"Because," she says, "you call them the most important people in your life. And you never attached any similar importance to your blood relations. I'd have thought you consider family as something you can discard."

His smile falters, for just a second. Then he remembers she has not the slightest idea about his search, let alone that painful secret Emily made him promise never to talk about. She has to mean his parents, whom he has described to her as perfectly lovely people he did not have much in common with and indeed rarely thought of in the decades since they were gone.

"Let us just say I consider family a matter of choice," he says quietly, and very aware that it never is.

III.

Family makes the best leverage. He is quite glad so many people feel the need to procreate; it simplifies his life a good deal. One man has a daughter whose indiscretions, caught on film, allow Arvin Sloane to access the Echelon system. Another has a wife and child and hence can be persuaded to provide the crucial intel to build Il Dire. And then, of course, there is Jack, who tells Ariana Kane that he believes the reason why Sloane recruited Sydney for SD-6 behind his back was to ensure Jack would never leave. Sloane can never make up his mind as to whether or not Jack was lying for Kane's benefit or using a truth. He doesn't think about it very often. It would lead to a question he would rather not face. The knowledge of family as the most powerful weapon anyone could wish for never leaves him, though.

When a pack of upstarts uses his daughter's comatose state to make him do their bidding, he cannot but admire the elegance of fate.

IV.

"I am a monster," he tells his daughter, feeling the safety of memories threatening to leave him again. "And monsters should not allowed to exist in this world. Let me go."

On one level, he knows what he's doing, and that it is not real. But it might as well be; and in any case, who can argue that this is better? Living inside his head with his memories of Emily and the child that never was, instead of living with his very real daughter from another woman whom he has hurt in the past and undoubtedly will hurt again. It will be a living death, with his body continuing for however long the state will bother. There is a justice here, surely.
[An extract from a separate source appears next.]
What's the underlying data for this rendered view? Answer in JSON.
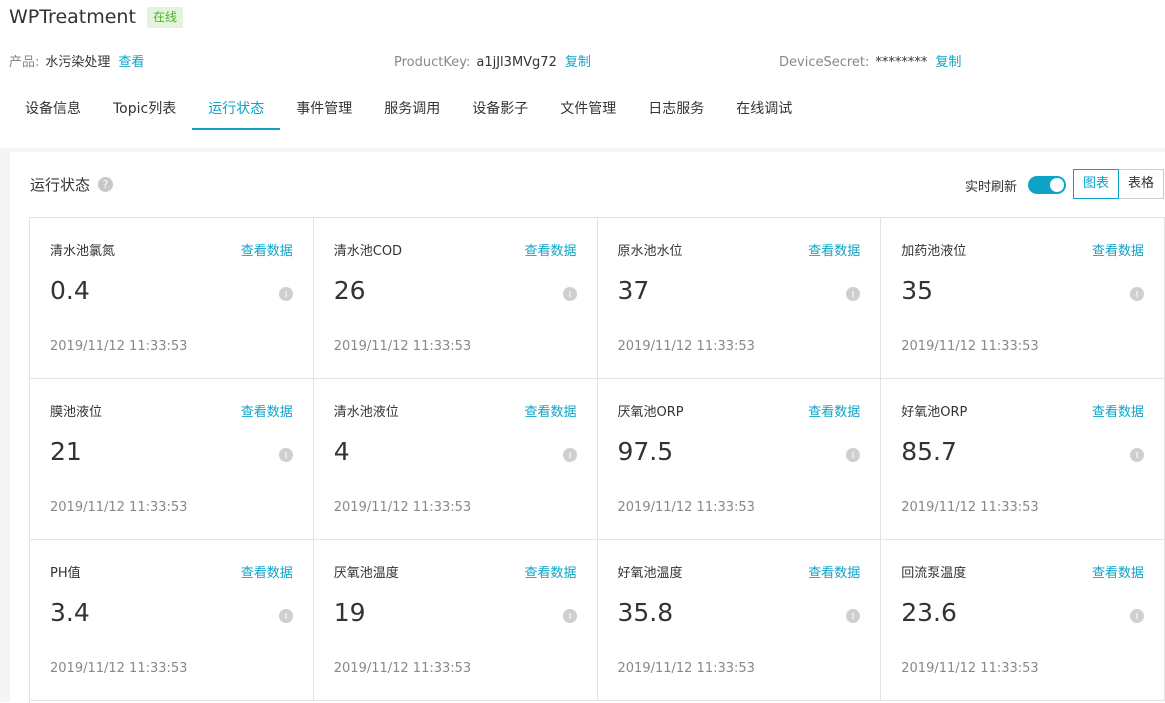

"You were a good man," Nadia says, raw grief in her voice. "And you can be again. I believe in you. Dad."

She called him a man of faith once. Faith means belief in the impossible. There is nothing he can do but to open his eyes, for never before has she been more his daughter.

V.

"Jacquelyn," he says finally, ending the teasing, and Emily, glowing, happier than even when they were first falling in love, laughs and agrees. They'll call their baby Jacquelyn. He puts his hand on Emily's belly, feels the movement and imagines telling Jack. He hasn't so far; Jack is in prison following the revelation of the late Laura Bristow's identity as Irina Derevko, KGB agent, but that ridiculous and cruel interlude will be over soon. Then Arvin will tell him, and they'll celebrate together, just as they did Sydney's birth. They'll ask Jack to come and live with them here, in Italy. Sydney and Jacquelyn will grow up as sisters. This is a miracle child, coming to them after all the doctors declared Emily could never carry a pregnancy to full term, and it means everything will get better now.

A month later, Emily lies in agony in a hospital bed. He has just seen the dead body of his child and thought that was the worst, but it turns out he was wrong again. The worst is Emily going through hell, and for the first time in their marriage shutting him out. The worst isn't him losing Jacquelyn, the worst is Emily losing her and losing her alone. He holds Emily, desperately, but she turns away from him, sobbing, and then she says:

"Never say that name again. Promise me, Arvin. Never say her name again."

The worst is something only family can do to you.